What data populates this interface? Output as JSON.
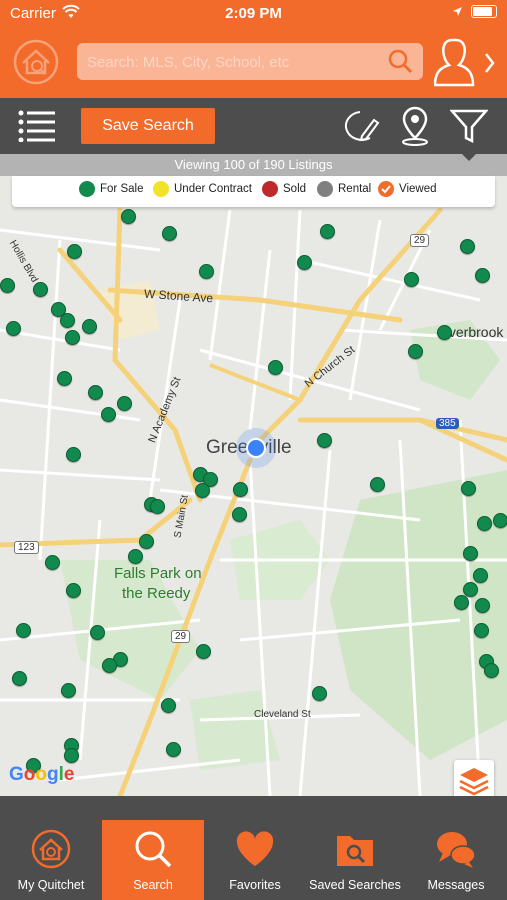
{
  "status": {
    "carrier": "Carrier",
    "time": "2:09 PM"
  },
  "search": {
    "placeholder": "Search: MLS, City, School, etc"
  },
  "toolbar": {
    "save_label": "Save Search"
  },
  "viewing": {
    "text": "Viewing 100 of 190 Listings"
  },
  "legend": [
    {
      "label": "For Sale",
      "color": "#128a4d"
    },
    {
      "label": "Under Contract",
      "color": "#f2e22a"
    },
    {
      "label": "Sold",
      "color": "#c0292b"
    },
    {
      "label": "Rental",
      "color": "#808080"
    },
    {
      "label": "Viewed",
      "color": "#f26b2a"
    }
  ],
  "map": {
    "labels": {
      "city": "Greenville",
      "stone": "W Stone Ave",
      "church": "N Church St",
      "academy": "N Academy St",
      "main": "S Main St",
      "falls1": "Falls Park on",
      "falls2": "the Reedy",
      "cleveland": "Cleveland St",
      "overbrook": "Overbrook",
      "hollis": "Hollis Blvd",
      "r29a": "29",
      "r29b": "29",
      "r123": "123",
      "r385": "385"
    },
    "attribution": "Google"
  },
  "tabs": [
    {
      "label": "My Quitchet"
    },
    {
      "label": "Search"
    },
    {
      "label": "Favorites"
    },
    {
      "label": "Saved Searches"
    },
    {
      "label": "Messages"
    }
  ],
  "colors": {
    "accent": "#f26b2a",
    "bar": "#4d4d4d",
    "pin": "#128a4d"
  }
}
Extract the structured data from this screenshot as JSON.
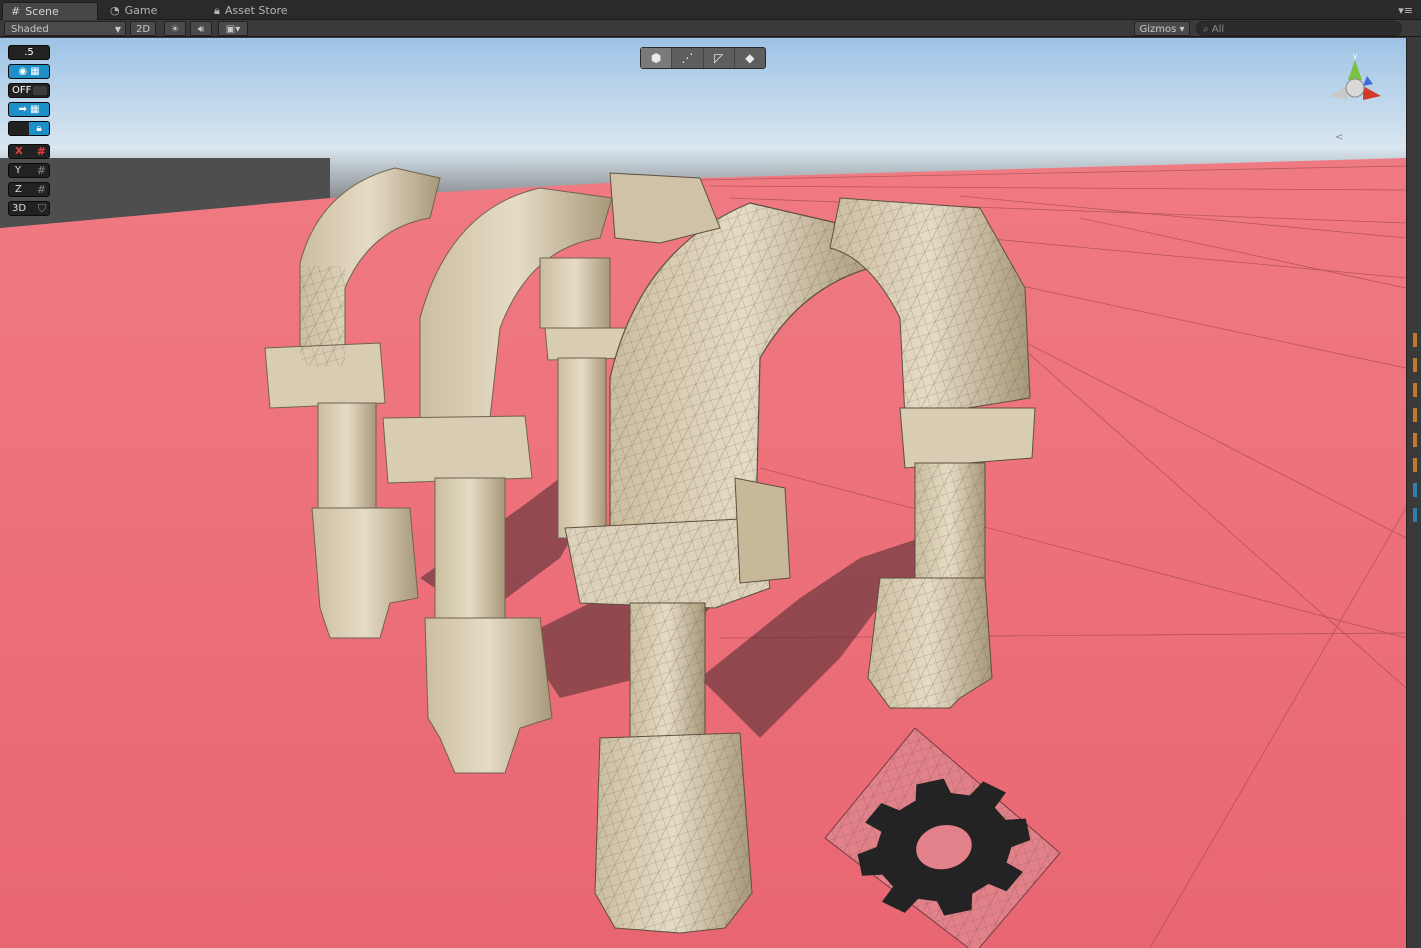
{
  "tabs": [
    {
      "label": "Scene",
      "active": true
    },
    {
      "label": "Game",
      "active": false
    },
    {
      "label": "Asset Store",
      "active": false
    }
  ],
  "toolbar": {
    "shading_mode": "Shaded",
    "mode_2d": "2D",
    "gizmos_label": "Gizmos",
    "search_placeholder": "All"
  },
  "overlay": {
    "snap_value": ".5",
    "toggle_off": "OFF",
    "axis_x": "X",
    "axis_y": "Y",
    "axis_z": "Z",
    "mode_3d": "3D"
  },
  "colors": {
    "ground": "#e8747c",
    "stone": "#d7cbb3",
    "sky_top": "#9ec3e6",
    "accent": "#1d8fc9"
  },
  "icons": {
    "scene_tab": "grid-icon",
    "game_tab": "pacman-icon",
    "store_tab": "lock-icon",
    "gear_decal": "gear-icon",
    "scene_gizmo": "axis-gizmo-icon"
  }
}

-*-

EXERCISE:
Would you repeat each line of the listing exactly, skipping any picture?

OUTPUT FOR THIS TASK:
What data populates this interface? Output as JSON.
{
  "status": {
    "carrier": "Carrier",
    "time": "2:09 PM"
  },
  "search": {
    "placeholder": "Search: MLS, City, School, etc"
  },
  "toolbar": {
    "save_label": "Save Search"
  },
  "viewing": {
    "text": "Viewing 100 of 190 Listings"
  },
  "legend": [
    {
      "label": "For Sale",
      "color": "#128a4d"
    },
    {
      "label": "Under Contract",
      "color": "#f2e22a"
    },
    {
      "label": "Sold",
      "color": "#c0292b"
    },
    {
      "label": "Rental",
      "color": "#808080"
    },
    {
      "label": "Viewed",
      "color": "#f26b2a"
    }
  ],
  "map": {
    "labels": {
      "city": "Greenville",
      "stone": "W Stone Ave",
      "church": "N Church St",
      "academy": "N Academy St",
      "main": "S Main St",
      "falls1": "Falls Park on",
      "falls2": "the Reedy",
      "cleveland": "Cleveland St",
      "overbrook": "Overbrook",
      "hollis": "Hollis Blvd",
      "r29a": "29",
      "r29b": "29",
      "r123": "123",
      "r385": "385"
    },
    "attribution": "Google"
  },
  "tabs": [
    {
      "label": "My Quitchet"
    },
    {
      "label": "Search"
    },
    {
      "label": "Favorites"
    },
    {
      "label": "Saved Searches"
    },
    {
      "label": "Messages"
    }
  ],
  "colors": {
    "accent": "#f26b2a",
    "bar": "#4d4d4d",
    "pin": "#128a4d"
  }
}
Extract the structured data from this screenshot as JSON.
{
  "tabs": [
    {
      "label": "Scene",
      "active": true
    },
    {
      "label": "Game",
      "active": false
    },
    {
      "label": "Asset Store",
      "active": false
    }
  ],
  "toolbar": {
    "shading_mode": "Shaded",
    "mode_2d": "2D",
    "gizmos_label": "Gizmos",
    "search_placeholder": "All"
  },
  "overlay": {
    "snap_value": ".5",
    "toggle_off": "OFF",
    "axis_x": "X",
    "axis_y": "Y",
    "axis_z": "Z",
    "mode_3d": "3D"
  },
  "colors": {
    "ground": "#e8747c",
    "stone": "#d7cbb3",
    "sky_top": "#9ec3e6",
    "accent": "#1d8fc9"
  },
  "icons": {
    "scene_tab": "grid-icon",
    "game_tab": "pacman-icon",
    "store_tab": "lock-icon",
    "gear_decal": "gear-icon",
    "scene_gizmo": "axis-gizmo-icon"
  }
}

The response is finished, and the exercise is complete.